Commenting in the accompanying catalogue letterpress, Henry Peach Robinson writes of his son Ralph W. Robinson’s work and this plate:

The writer is at some pause in expressing his pleasure on seeing the group of pictures which occupies the centre of the chief wall (334, etc., R.W. Robinson)-a pleasure which would have been greater if some of the frames had been less pronounced-his cause for doubt being that those injuriously disposed may say he had a personal interest in the pictures, the artist being his son; but as he sees them for the first time on the walls, and would not, certainly, in this case of all others, forget that “Praise undeserved is satire in disguise,” he thinks he may venture to trust himself not to be biased by personal feeling.

The set of three printed in red chalk have great delicacy, yet largeness of effect, Medora (334) being the most original in motive. We have selected Peep-bo (337) for illustration, as it is the most suitable for the process employed, and because there is a suggestion of humour in it which is rare in photography. A mother, putting her head suddenly through a hole in a gate, cries “Peep-bo” to her two-year-old. The answering smile of the little one to the mother’s laugh is perfect.

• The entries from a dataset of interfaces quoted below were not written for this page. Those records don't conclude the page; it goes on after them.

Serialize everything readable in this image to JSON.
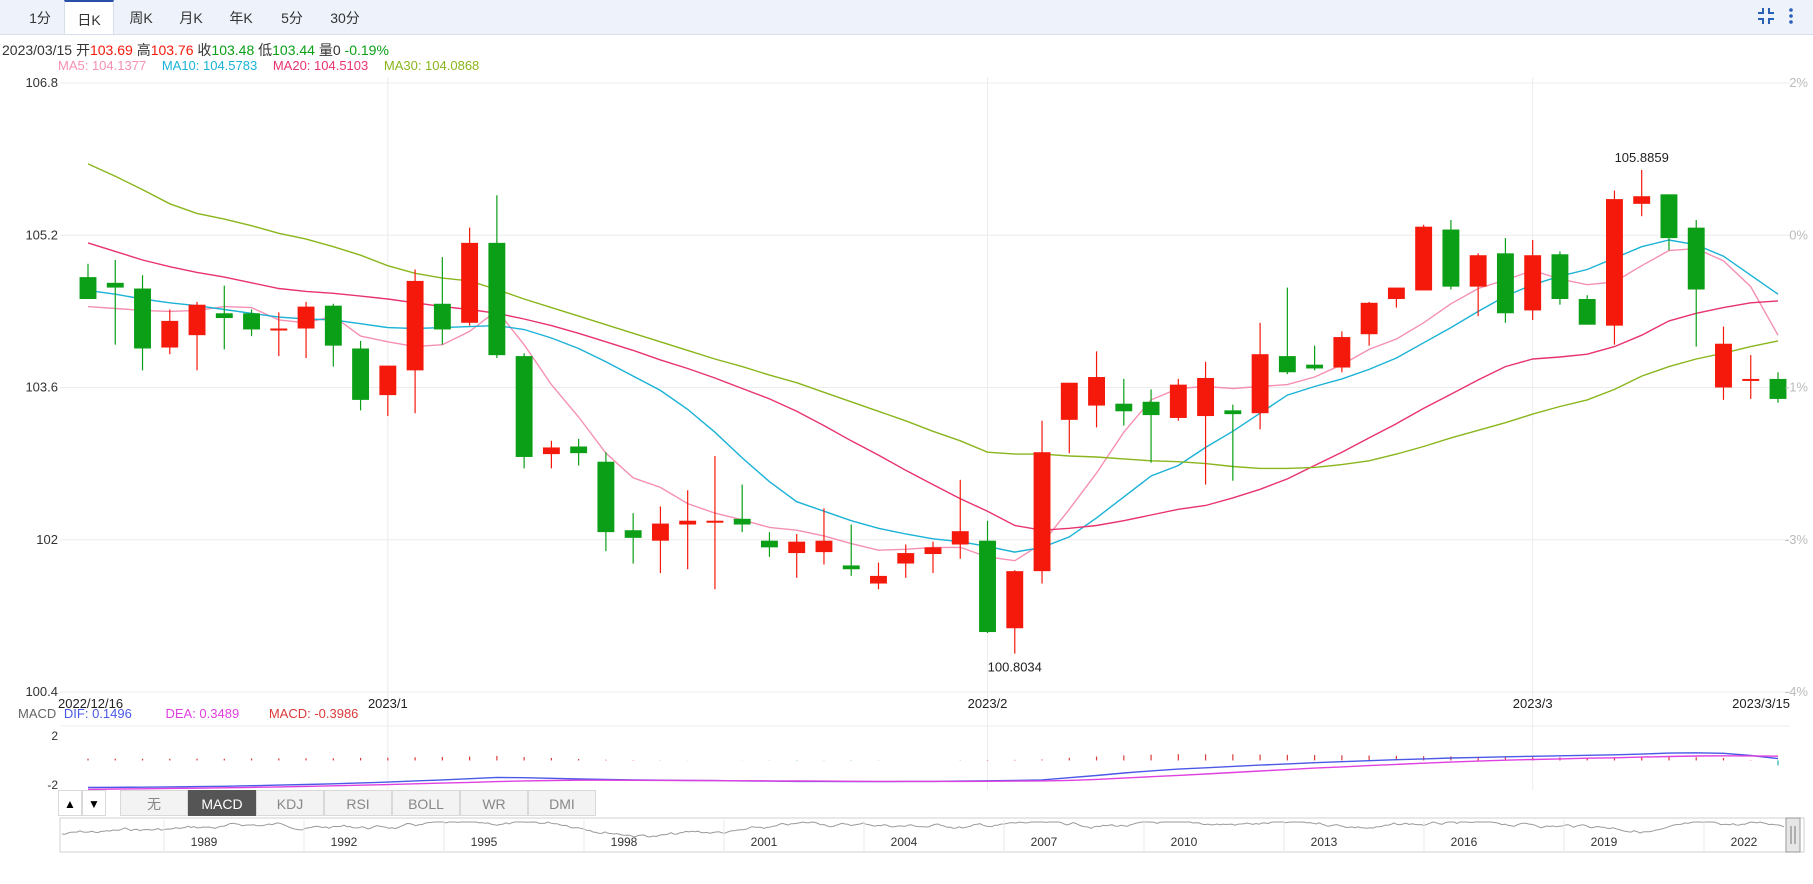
{
  "tabs": [
    {
      "label": "1分",
      "active": false
    },
    {
      "label": "日K",
      "active": true
    },
    {
      "label": "周K",
      "active": false
    },
    {
      "label": "月K",
      "active": false
    },
    {
      "label": "年K",
      "active": false
    },
    {
      "label": "5分",
      "active": false
    },
    {
      "label": "30分",
      "active": false
    }
  ],
  "toolbar": {
    "collapse_icon": "collapse-arrows-icon",
    "more_icon": "more-vertical-icon"
  },
  "info": {
    "date": "2023/03/15",
    "open_label": "开",
    "open": "103.69",
    "high_label": "高",
    "high": "103.76",
    "close_label": "收",
    "close": "103.48",
    "low_label": "低",
    "low": "103.44",
    "volume_label": "量",
    "volume": "0",
    "change": "-0.19%"
  },
  "ma": [
    {
      "label": "MA5: 104.1377",
      "color": "#f590b4"
    },
    {
      "label": "MA10: 104.5783",
      "color": "#1ab2d6"
    },
    {
      "label": "MA20: 104.5103",
      "color": "#e8336d"
    },
    {
      "label": "MA30: 104.0868",
      "color": "#8ab51c"
    }
  ],
  "colors": {
    "up": "#f5190b",
    "down": "#0a9f17",
    "grid": "#ececec",
    "axis_text": "#333333",
    "pct_text": "#bbbbbb"
  },
  "chart_data": [
    {
      "type": "candlestick",
      "ylim": [
        100.4,
        106.8
      ],
      "yticks": [
        "106.8",
        "105.2",
        "103.6",
        "102",
        "100.4"
      ],
      "pct_ticks": [
        "2%",
        "0%",
        "-1%",
        "-3%",
        "-4%"
      ],
      "xticks": [
        "2022/12/16",
        "2023/1",
        "2023/2",
        "2023/3",
        "2023/3/15"
      ],
      "annotations": {
        "high": "105.8859",
        "low": "100.8034"
      },
      "candles": [
        {
          "o": 104.76,
          "h": 104.9,
          "l": 104.55,
          "c": 104.53
        },
        {
          "o": 104.7,
          "h": 104.94,
          "l": 104.05,
          "c": 104.65
        },
        {
          "o": 104.64,
          "h": 104.78,
          "l": 103.78,
          "c": 104.01
        },
        {
          "o": 104.02,
          "h": 104.42,
          "l": 103.95,
          "c": 104.3
        },
        {
          "o": 104.15,
          "h": 104.5,
          "l": 103.78,
          "c": 104.47
        },
        {
          "o": 104.38,
          "h": 104.67,
          "l": 104.0,
          "c": 104.33
        },
        {
          "o": 104.38,
          "h": 104.42,
          "l": 104.14,
          "c": 104.21
        },
        {
          "o": 104.22,
          "h": 104.39,
          "l": 103.93,
          "c": 104.22
        },
        {
          "o": 104.22,
          "h": 104.5,
          "l": 103.91,
          "c": 104.45
        },
        {
          "o": 104.46,
          "h": 104.48,
          "l": 103.82,
          "c": 104.04
        },
        {
          "o": 104.01,
          "h": 104.09,
          "l": 103.36,
          "c": 103.47
        },
        {
          "o": 103.52,
          "h": 103.66,
          "l": 103.3,
          "c": 103.83
        },
        {
          "o": 103.78,
          "h": 104.84,
          "l": 103.33,
          "c": 104.72
        },
        {
          "o": 104.48,
          "h": 104.97,
          "l": 104.05,
          "c": 104.21
        },
        {
          "o": 104.28,
          "h": 105.28,
          "l": 104.25,
          "c": 105.12
        },
        {
          "o": 105.12,
          "h": 105.62,
          "l": 103.91,
          "c": 103.94
        },
        {
          "o": 103.93,
          "h": 103.96,
          "l": 102.75,
          "c": 102.87
        },
        {
          "o": 102.9,
          "h": 103.04,
          "l": 102.75,
          "c": 102.97
        },
        {
          "o": 102.98,
          "h": 103.06,
          "l": 102.78,
          "c": 102.91
        },
        {
          "o": 102.82,
          "h": 102.92,
          "l": 101.88,
          "c": 102.08
        },
        {
          "o": 102.1,
          "h": 102.28,
          "l": 101.75,
          "c": 102.02
        },
        {
          "o": 101.99,
          "h": 102.35,
          "l": 101.65,
          "c": 102.17
        },
        {
          "o": 102.16,
          "h": 102.52,
          "l": 101.69,
          "c": 102.2
        },
        {
          "o": 102.18,
          "h": 102.88,
          "l": 101.48,
          "c": 102.2
        },
        {
          "o": 102.22,
          "h": 102.58,
          "l": 102.08,
          "c": 102.16
        },
        {
          "o": 101.99,
          "h": 102.08,
          "l": 101.82,
          "c": 101.92
        },
        {
          "o": 101.86,
          "h": 102.06,
          "l": 101.6,
          "c": 101.98
        },
        {
          "o": 101.87,
          "h": 102.33,
          "l": 101.74,
          "c": 101.99
        },
        {
          "o": 101.73,
          "h": 102.16,
          "l": 101.62,
          "c": 101.69
        },
        {
          "o": 101.54,
          "h": 101.76,
          "l": 101.48,
          "c": 101.62
        },
        {
          "o": 101.75,
          "h": 101.95,
          "l": 101.6,
          "c": 101.86
        },
        {
          "o": 101.85,
          "h": 101.98,
          "l": 101.65,
          "c": 101.92
        },
        {
          "o": 101.95,
          "h": 102.63,
          "l": 101.8,
          "c": 102.09
        },
        {
          "o": 101.99,
          "h": 102.2,
          "l": 101.02,
          "c": 101.03
        },
        {
          "o": 101.07,
          "h": 101.68,
          "l": 100.8034,
          "c": 101.67
        },
        {
          "o": 101.67,
          "h": 103.25,
          "l": 101.54,
          "c": 102.92
        },
        {
          "o": 103.26,
          "h": 103.64,
          "l": 102.91,
          "c": 103.65
        },
        {
          "o": 103.41,
          "h": 103.98,
          "l": 103.18,
          "c": 103.71
        },
        {
          "o": 103.43,
          "h": 103.69,
          "l": 103.2,
          "c": 103.35
        },
        {
          "o": 103.45,
          "h": 103.58,
          "l": 102.81,
          "c": 103.31
        },
        {
          "o": 103.28,
          "h": 103.69,
          "l": 103.25,
          "c": 103.63
        },
        {
          "o": 103.3,
          "h": 103.87,
          "l": 102.58,
          "c": 103.7
        },
        {
          "o": 103.36,
          "h": 103.42,
          "l": 102.62,
          "c": 103.32
        },
        {
          "o": 103.33,
          "h": 104.28,
          "l": 103.16,
          "c": 103.95
        },
        {
          "o": 103.93,
          "h": 104.65,
          "l": 103.74,
          "c": 103.76
        },
        {
          "o": 103.84,
          "h": 104.04,
          "l": 103.78,
          "c": 103.8
        },
        {
          "o": 103.81,
          "h": 104.19,
          "l": 103.76,
          "c": 104.13
        },
        {
          "o": 104.16,
          "h": 104.5,
          "l": 104.04,
          "c": 104.49
        },
        {
          "o": 104.53,
          "h": 104.6,
          "l": 104.44,
          "c": 104.65
        },
        {
          "o": 104.62,
          "h": 105.31,
          "l": 104.62,
          "c": 105.29
        },
        {
          "o": 105.26,
          "h": 105.36,
          "l": 104.63,
          "c": 104.66
        },
        {
          "o": 104.66,
          "h": 105.01,
          "l": 104.35,
          "c": 104.99
        },
        {
          "o": 105.01,
          "h": 105.17,
          "l": 104.28,
          "c": 104.38
        },
        {
          "o": 104.41,
          "h": 105.15,
          "l": 104.31,
          "c": 104.99
        },
        {
          "o": 105.0,
          "h": 105.03,
          "l": 104.47,
          "c": 104.53
        },
        {
          "o": 104.53,
          "h": 104.57,
          "l": 104.28,
          "c": 104.26
        },
        {
          "o": 104.25,
          "h": 105.67,
          "l": 104.05,
          "c": 105.58
        },
        {
          "o": 105.53,
          "h": 105.8859,
          "l": 105.4,
          "c": 105.61
        },
        {
          "o": 105.63,
          "h": 105.63,
          "l": 105.04,
          "c": 105.17
        },
        {
          "o": 105.28,
          "h": 105.36,
          "l": 104.03,
          "c": 104.63
        },
        {
          "o": 103.6,
          "h": 104.24,
          "l": 103.47,
          "c": 104.06
        },
        {
          "o": 103.67,
          "h": 103.94,
          "l": 103.48,
          "c": 103.69
        },
        {
          "o": 103.69,
          "h": 103.76,
          "l": 103.44,
          "c": 103.48
        }
      ],
      "ma_series": [
        {
          "label": "MA5",
          "values": [
            104.45,
            104.43,
            104.41,
            104.4,
            104.41,
            104.45,
            104.44,
            104.31,
            104.28,
            104.35,
            104.14,
            104.08,
            104.03,
            104.05,
            104.19,
            104.41,
            104.05,
            103.63,
            103.29,
            102.91,
            102.65,
            102.55,
            102.38,
            102.28,
            102.21,
            102.13,
            102.1,
            102.04,
            101.96,
            101.89,
            101.9,
            101.92,
            101.92,
            101.82,
            101.78,
            101.96,
            102.32,
            102.7,
            103.13,
            103.47,
            103.59,
            103.61,
            103.59,
            103.61,
            103.63,
            103.71,
            103.84,
            104.0,
            104.11,
            104.28,
            104.48,
            104.64,
            104.73,
            104.83,
            104.74,
            104.68,
            104.71,
            104.88,
            105.04,
            105.06,
            104.93,
            104.66,
            104.15
          ]
        },
        {
          "label": "MA10",
          "values": [
            104.62,
            104.58,
            104.53,
            104.49,
            104.46,
            104.42,
            104.38,
            104.34,
            104.32,
            104.31,
            104.27,
            104.23,
            104.22,
            104.23,
            104.24,
            104.25,
            104.21,
            104.12,
            104.01,
            103.87,
            103.72,
            103.57,
            103.37,
            103.13,
            102.86,
            102.61,
            102.4,
            102.3,
            102.2,
            102.12,
            102.06,
            102.01,
            101.98,
            101.93,
            101.87,
            101.92,
            102.03,
            102.23,
            102.45,
            102.67,
            102.78,
            102.97,
            103.14,
            103.33,
            103.52,
            103.61,
            103.69,
            103.79,
            103.91,
            104.07,
            104.23,
            104.4,
            104.56,
            104.68,
            104.77,
            104.84,
            104.96,
            105.08,
            105.15,
            105.1,
            104.98,
            104.78,
            104.58
          ]
        },
        {
          "label": "MA20",
          "values": [
            105.12,
            105.03,
            104.94,
            104.87,
            104.81,
            104.76,
            104.7,
            104.64,
            104.61,
            104.59,
            104.56,
            104.53,
            104.49,
            104.45,
            104.42,
            104.38,
            104.32,
            104.25,
            104.17,
            104.08,
            103.99,
            103.89,
            103.8,
            103.7,
            103.59,
            103.48,
            103.35,
            103.2,
            103.04,
            102.89,
            102.73,
            102.58,
            102.43,
            102.3,
            102.15,
            102.1,
            102.12,
            102.15,
            102.2,
            102.26,
            102.32,
            102.36,
            102.44,
            102.53,
            102.64,
            102.78,
            102.92,
            103.07,
            103.22,
            103.38,
            103.53,
            103.68,
            103.82,
            103.9,
            103.92,
            103.95,
            104.03,
            104.15,
            104.3,
            104.38,
            104.44,
            104.49,
            104.51
          ]
        },
        {
          "label": "MA30",
          "values": [
            105.95,
            105.82,
            105.68,
            105.53,
            105.43,
            105.37,
            105.3,
            105.22,
            105.16,
            105.08,
            104.99,
            104.88,
            104.8,
            104.75,
            104.72,
            104.63,
            104.53,
            104.44,
            104.35,
            104.26,
            104.17,
            104.08,
            103.99,
            103.9,
            103.82,
            103.73,
            103.65,
            103.55,
            103.45,
            103.35,
            103.25,
            103.14,
            103.04,
            102.92,
            102.9,
            102.9,
            102.88,
            102.87,
            102.85,
            102.83,
            102.82,
            102.8,
            102.77,
            102.75,
            102.75,
            102.76,
            102.79,
            102.83,
            102.9,
            102.98,
            103.07,
            103.15,
            103.23,
            103.32,
            103.4,
            103.47,
            103.58,
            103.72,
            103.82,
            103.9,
            103.96,
            104.03,
            104.09
          ]
        }
      ]
    },
    {
      "type": "macd",
      "ylim": [
        -2.4,
        2.8
      ],
      "yticks": [
        "2",
        "-2"
      ],
      "dif": [
        -2.2,
        -2.18,
        -2.17,
        -2.15,
        -2.12,
        -2.1,
        -2.05,
        -2.0,
        -1.95,
        -1.9,
        -1.82,
        -1.76,
        -1.66,
        -1.58,
        -1.48,
        -1.38,
        -1.4,
        -1.45,
        -1.5,
        -1.55,
        -1.58,
        -1.6,
        -1.62,
        -1.64,
        -1.66,
        -1.68,
        -1.7,
        -1.7,
        -1.72,
        -1.72,
        -1.7,
        -1.7,
        -1.68,
        -1.65,
        -1.63,
        -1.58,
        -1.4,
        -1.22,
        -1.02,
        -0.85,
        -0.7,
        -0.6,
        -0.48,
        -0.38,
        -0.28,
        -0.18,
        -0.1,
        -0.02,
        0.06,
        0.13,
        0.2,
        0.25,
        0.3,
        0.34,
        0.38,
        0.42,
        0.46,
        0.52,
        0.6,
        0.62,
        0.58,
        0.4,
        0.15
      ],
      "dea": [
        -2.35,
        -2.32,
        -2.3,
        -2.27,
        -2.25,
        -2.22,
        -2.19,
        -2.15,
        -2.11,
        -2.06,
        -2.01,
        -1.96,
        -1.9,
        -1.84,
        -1.78,
        -1.72,
        -1.66,
        -1.63,
        -1.6,
        -1.6,
        -1.61,
        -1.62,
        -1.63,
        -1.64,
        -1.65,
        -1.66,
        -1.67,
        -1.68,
        -1.69,
        -1.7,
        -1.7,
        -1.7,
        -1.7,
        -1.69,
        -1.68,
        -1.66,
        -1.62,
        -1.54,
        -1.43,
        -1.32,
        -1.21,
        -1.1,
        -0.98,
        -0.86,
        -0.74,
        -0.62,
        -0.52,
        -0.42,
        -0.32,
        -0.22,
        -0.13,
        -0.05,
        0.02,
        0.08,
        0.13,
        0.18,
        0.22,
        0.27,
        0.32,
        0.36,
        0.38,
        0.37,
        0.35
      ],
      "macd": [
        0.15,
        0.15,
        0.14,
        0.14,
        0.15,
        0.14,
        0.16,
        0.17,
        0.18,
        0.18,
        0.21,
        0.22,
        0.26,
        0.28,
        0.32,
        0.37,
        0.28,
        0.2,
        0.12,
        0.06,
        0.03,
        0.02,
        0.01,
        0.0,
        -0.01,
        -0.02,
        -0.03,
        -0.02,
        -0.03,
        -0.02,
        0.0,
        0.0,
        0.02,
        0.04,
        0.05,
        0.08,
        0.22,
        0.32,
        0.41,
        0.47,
        0.51,
        0.5,
        0.5,
        0.48,
        0.46,
        0.44,
        0.42,
        0.4,
        0.38,
        0.35,
        0.33,
        0.3,
        0.28,
        0.26,
        0.25,
        0.24,
        0.24,
        0.25,
        0.28,
        0.26,
        0.2,
        0.03,
        -0.3986
      ],
      "labels": {
        "name": "MACD",
        "dif": "DIF: 0.1496",
        "dea": "DEA: 0.3489",
        "macd": "MACD: -0.3986"
      }
    }
  ],
  "macd_colors": {
    "dif": "#4a59e6",
    "dea": "#e040e0",
    "macd": "#d93b3b",
    "label": "#666666"
  },
  "indicator_tabs": [
    {
      "label": "无",
      "active": false
    },
    {
      "label": "MACD",
      "active": true
    },
    {
      "label": "KDJ",
      "active": false
    },
    {
      "label": "RSI",
      "active": false
    },
    {
      "label": "BOLL",
      "active": false
    },
    {
      "label": "WR",
      "active": false
    },
    {
      "label": "DMI",
      "active": false
    }
  ],
  "arrows": {
    "up": "▲",
    "down": "▼"
  },
  "navigator": {
    "years": [
      "1989",
      "1992",
      "1995",
      "1998",
      "2001",
      "2004",
      "2007",
      "2010",
      "2013",
      "2016",
      "2019",
      "2022"
    ]
  }
}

Anything less perfect would be complete failure.


Image Dimensions12.4 x 18.3 cm

Support Dimensions28.6 x 39.0 cm